anacrolix has a fuse driver since 2013. I'm in the early stages of removing it. There are WebDAV, 3rd party FUSE, and HTTP wrappers of the client all doing similar things: serving magnet links, infohashes, and torrent files like an immutable filesystem. BitTorrent v2 support is currently in master.
Pretty cool on the surface, but 2 things I can think of right now that mostly kills it for me (and maybe many others). 1) the things one usually use Bittorrent for tend to need the complete files to be all there to be useful, and internet speeds is a limiter in that regard. 2) seeder count tends to break down pretty quickly, as people delete or even just move the files elsewhere for whatever reason, so availability falls.
I found it might be quite useful for huge LLMs since those are now hosted on BitTorrent. Of course it is not going to be as practical as IPFS since IPFS is content addressable and easier to do random access.
Couldn't help but think it would be epic if it went the other way - you throw files into a folder, it's set as read-only and then share that as a torrent.
Here's a similar idea for block devices:

It lets you create a block device (/dev/nbd0) backed by a torrent. Blocks are fetched in the background, or on demand (by prioritizing blocks according to recent read requests).

In practice it works - you can even boot a VM from it - but it's quite slow unless you have lots of seeds.
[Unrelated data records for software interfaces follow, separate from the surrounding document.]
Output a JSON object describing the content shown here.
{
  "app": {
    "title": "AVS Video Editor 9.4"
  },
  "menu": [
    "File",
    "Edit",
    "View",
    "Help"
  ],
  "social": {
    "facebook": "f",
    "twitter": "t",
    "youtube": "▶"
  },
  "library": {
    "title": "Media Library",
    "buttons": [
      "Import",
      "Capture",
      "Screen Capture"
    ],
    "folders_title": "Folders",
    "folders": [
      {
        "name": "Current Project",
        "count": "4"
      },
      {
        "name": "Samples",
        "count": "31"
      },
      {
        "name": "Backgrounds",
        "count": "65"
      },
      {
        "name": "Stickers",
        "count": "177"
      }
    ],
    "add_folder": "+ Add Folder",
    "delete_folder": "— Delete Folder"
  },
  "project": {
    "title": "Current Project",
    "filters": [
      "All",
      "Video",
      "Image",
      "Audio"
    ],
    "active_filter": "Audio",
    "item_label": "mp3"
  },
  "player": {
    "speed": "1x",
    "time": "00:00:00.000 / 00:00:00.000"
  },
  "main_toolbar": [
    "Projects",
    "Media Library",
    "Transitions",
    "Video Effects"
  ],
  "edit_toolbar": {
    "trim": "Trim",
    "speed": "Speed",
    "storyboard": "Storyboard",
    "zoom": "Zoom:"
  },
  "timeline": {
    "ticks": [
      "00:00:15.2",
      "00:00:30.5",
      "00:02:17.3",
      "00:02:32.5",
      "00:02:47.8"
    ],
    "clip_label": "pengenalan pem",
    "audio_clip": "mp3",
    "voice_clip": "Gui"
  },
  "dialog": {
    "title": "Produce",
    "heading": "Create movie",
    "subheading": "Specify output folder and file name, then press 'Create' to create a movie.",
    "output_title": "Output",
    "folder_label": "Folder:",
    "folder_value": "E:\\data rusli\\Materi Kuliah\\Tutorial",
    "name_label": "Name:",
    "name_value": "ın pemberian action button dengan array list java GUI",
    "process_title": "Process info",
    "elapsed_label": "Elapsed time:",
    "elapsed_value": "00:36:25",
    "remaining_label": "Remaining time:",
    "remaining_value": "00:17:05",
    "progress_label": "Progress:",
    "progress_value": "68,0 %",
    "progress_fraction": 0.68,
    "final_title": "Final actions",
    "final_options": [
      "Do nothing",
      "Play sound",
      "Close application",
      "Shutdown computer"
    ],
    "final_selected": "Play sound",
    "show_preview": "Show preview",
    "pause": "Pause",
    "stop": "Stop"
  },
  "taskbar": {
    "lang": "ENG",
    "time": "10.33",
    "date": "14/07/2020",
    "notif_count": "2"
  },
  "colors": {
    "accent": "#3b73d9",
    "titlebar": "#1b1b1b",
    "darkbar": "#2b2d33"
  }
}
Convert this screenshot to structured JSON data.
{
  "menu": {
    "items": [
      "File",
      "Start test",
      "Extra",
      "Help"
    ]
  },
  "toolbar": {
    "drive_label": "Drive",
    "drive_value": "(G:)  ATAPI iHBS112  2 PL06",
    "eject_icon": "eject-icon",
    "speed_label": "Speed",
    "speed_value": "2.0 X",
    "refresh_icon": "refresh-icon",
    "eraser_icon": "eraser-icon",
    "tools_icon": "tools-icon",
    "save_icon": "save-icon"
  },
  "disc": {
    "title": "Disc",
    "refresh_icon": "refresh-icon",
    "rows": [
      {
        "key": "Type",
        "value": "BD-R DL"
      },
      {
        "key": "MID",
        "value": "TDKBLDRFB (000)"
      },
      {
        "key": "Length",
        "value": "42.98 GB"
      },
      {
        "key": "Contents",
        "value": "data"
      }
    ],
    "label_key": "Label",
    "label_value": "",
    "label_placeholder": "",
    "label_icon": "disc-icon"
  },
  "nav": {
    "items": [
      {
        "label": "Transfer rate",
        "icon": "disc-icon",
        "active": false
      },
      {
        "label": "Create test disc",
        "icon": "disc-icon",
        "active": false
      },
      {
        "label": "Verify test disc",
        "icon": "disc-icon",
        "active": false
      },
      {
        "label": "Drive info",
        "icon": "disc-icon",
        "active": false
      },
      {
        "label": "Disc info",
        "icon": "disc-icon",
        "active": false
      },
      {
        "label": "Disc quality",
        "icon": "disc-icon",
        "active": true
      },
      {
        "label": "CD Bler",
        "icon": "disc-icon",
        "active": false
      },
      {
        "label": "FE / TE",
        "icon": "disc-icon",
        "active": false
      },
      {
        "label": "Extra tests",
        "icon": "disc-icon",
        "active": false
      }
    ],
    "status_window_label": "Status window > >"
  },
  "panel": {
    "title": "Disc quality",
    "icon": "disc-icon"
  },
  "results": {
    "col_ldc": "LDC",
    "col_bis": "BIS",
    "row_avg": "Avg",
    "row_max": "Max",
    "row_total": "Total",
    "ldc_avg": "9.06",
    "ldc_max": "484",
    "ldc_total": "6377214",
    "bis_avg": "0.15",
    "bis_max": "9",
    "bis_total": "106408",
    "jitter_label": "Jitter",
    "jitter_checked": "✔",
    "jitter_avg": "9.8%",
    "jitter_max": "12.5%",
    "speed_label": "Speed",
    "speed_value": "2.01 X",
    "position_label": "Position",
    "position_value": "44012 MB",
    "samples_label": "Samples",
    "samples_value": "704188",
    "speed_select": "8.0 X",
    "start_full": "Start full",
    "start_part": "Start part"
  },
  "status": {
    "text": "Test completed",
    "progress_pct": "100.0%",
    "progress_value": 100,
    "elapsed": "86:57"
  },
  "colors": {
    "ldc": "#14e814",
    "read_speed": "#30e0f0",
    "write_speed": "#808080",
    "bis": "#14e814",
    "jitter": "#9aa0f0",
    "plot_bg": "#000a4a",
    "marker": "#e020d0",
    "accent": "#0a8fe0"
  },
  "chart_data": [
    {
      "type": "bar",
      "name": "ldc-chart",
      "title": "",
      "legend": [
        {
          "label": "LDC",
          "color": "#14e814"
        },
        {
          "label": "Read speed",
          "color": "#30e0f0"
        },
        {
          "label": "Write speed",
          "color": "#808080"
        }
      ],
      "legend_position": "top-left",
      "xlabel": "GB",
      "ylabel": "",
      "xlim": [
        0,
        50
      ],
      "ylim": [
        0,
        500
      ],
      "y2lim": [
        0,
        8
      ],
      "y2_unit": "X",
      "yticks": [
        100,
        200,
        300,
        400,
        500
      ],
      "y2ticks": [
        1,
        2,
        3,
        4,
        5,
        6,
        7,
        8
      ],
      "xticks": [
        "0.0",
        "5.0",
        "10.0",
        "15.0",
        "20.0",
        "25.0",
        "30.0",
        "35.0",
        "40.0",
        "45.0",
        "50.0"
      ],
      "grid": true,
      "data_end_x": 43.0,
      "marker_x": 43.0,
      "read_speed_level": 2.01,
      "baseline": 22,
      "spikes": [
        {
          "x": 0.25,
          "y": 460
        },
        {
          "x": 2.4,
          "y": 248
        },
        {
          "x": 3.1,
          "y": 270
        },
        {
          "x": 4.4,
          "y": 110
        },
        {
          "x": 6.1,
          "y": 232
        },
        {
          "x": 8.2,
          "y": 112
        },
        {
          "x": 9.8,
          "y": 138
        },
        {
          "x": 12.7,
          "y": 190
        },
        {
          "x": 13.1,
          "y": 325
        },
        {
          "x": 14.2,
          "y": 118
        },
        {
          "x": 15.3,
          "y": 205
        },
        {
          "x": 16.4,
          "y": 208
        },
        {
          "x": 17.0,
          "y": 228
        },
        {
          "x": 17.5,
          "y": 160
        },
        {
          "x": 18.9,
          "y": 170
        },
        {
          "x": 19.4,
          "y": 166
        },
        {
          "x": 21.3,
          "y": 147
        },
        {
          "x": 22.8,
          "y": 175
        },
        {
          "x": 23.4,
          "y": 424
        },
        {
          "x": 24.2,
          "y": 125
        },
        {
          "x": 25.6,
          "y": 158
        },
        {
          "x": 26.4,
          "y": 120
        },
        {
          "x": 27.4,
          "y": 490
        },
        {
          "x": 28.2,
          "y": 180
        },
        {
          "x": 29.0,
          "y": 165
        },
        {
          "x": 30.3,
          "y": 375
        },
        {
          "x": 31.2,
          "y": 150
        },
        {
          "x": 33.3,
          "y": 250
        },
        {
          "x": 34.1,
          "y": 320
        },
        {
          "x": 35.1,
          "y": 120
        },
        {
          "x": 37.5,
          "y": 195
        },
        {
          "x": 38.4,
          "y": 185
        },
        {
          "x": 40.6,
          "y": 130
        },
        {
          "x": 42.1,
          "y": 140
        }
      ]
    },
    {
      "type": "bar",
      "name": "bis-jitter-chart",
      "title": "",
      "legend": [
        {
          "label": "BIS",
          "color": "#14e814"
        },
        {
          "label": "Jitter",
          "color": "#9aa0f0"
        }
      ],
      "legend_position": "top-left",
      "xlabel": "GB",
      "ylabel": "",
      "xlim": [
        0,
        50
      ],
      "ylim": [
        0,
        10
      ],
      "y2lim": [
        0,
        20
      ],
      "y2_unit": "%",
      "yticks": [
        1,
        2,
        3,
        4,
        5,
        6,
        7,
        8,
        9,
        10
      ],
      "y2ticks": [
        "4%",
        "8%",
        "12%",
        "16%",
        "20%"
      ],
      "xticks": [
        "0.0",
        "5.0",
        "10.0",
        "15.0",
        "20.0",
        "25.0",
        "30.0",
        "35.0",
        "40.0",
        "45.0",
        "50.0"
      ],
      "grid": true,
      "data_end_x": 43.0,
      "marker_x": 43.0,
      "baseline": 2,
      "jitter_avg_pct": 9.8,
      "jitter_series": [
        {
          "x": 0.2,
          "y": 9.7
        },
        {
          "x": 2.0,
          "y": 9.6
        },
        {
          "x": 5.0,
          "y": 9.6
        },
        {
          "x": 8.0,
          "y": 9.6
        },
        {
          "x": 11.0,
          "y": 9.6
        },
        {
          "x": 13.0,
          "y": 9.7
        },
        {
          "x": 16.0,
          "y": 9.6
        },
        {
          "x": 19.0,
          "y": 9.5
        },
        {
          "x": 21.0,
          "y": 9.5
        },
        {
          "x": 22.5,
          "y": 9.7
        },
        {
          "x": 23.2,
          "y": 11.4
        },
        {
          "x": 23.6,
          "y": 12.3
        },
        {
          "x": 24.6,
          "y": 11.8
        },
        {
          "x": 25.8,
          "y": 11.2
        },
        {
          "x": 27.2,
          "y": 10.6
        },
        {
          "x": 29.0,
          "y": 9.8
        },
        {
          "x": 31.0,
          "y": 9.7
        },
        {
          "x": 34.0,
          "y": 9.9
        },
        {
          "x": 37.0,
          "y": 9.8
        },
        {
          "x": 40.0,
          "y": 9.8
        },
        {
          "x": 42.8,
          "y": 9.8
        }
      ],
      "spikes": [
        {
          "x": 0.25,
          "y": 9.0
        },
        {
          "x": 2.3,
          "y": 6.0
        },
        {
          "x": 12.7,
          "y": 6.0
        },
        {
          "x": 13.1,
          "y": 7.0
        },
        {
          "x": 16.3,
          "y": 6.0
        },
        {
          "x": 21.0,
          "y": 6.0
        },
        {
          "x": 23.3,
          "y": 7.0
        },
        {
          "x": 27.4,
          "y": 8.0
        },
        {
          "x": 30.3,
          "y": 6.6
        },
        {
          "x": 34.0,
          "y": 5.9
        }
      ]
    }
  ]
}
There's a danger, particularly with VMs, that you can hit time outs waiting for a block to be read, unless you adjust some guest kernel parameters.

There are some bootable examples in that page if you want to try it.

I've thought about using this for my media server in the past, but in the end I ran into to many issues trying to automate it. Then there's all the normal issues, slow downloads can wreck havoc on some programs expecting the whole thing to be there and I couldn't move files around without breaking connections. It was interesting to mess with, but in the end I just decided it would be a fun challenge to write my own in zig so I could have something "easy" to hack on in the future.
Cool concept. I assume that it seeds if and while the files are present on your device? Tried to read the manpage but unformatted manpage markdown on a phone was too difficult to read.
I did something similar some years ago,

I had no idea what I was doing, most of the hard work IS done by the torrent-stream node package

For a long time I've been thinking there should be a P2P alternative to the snap package store. This looks like it's already got 90% of the work on the technical side to implement it.
No security at all?
so is this like a Dropbox alternative using the bittorrent protocol?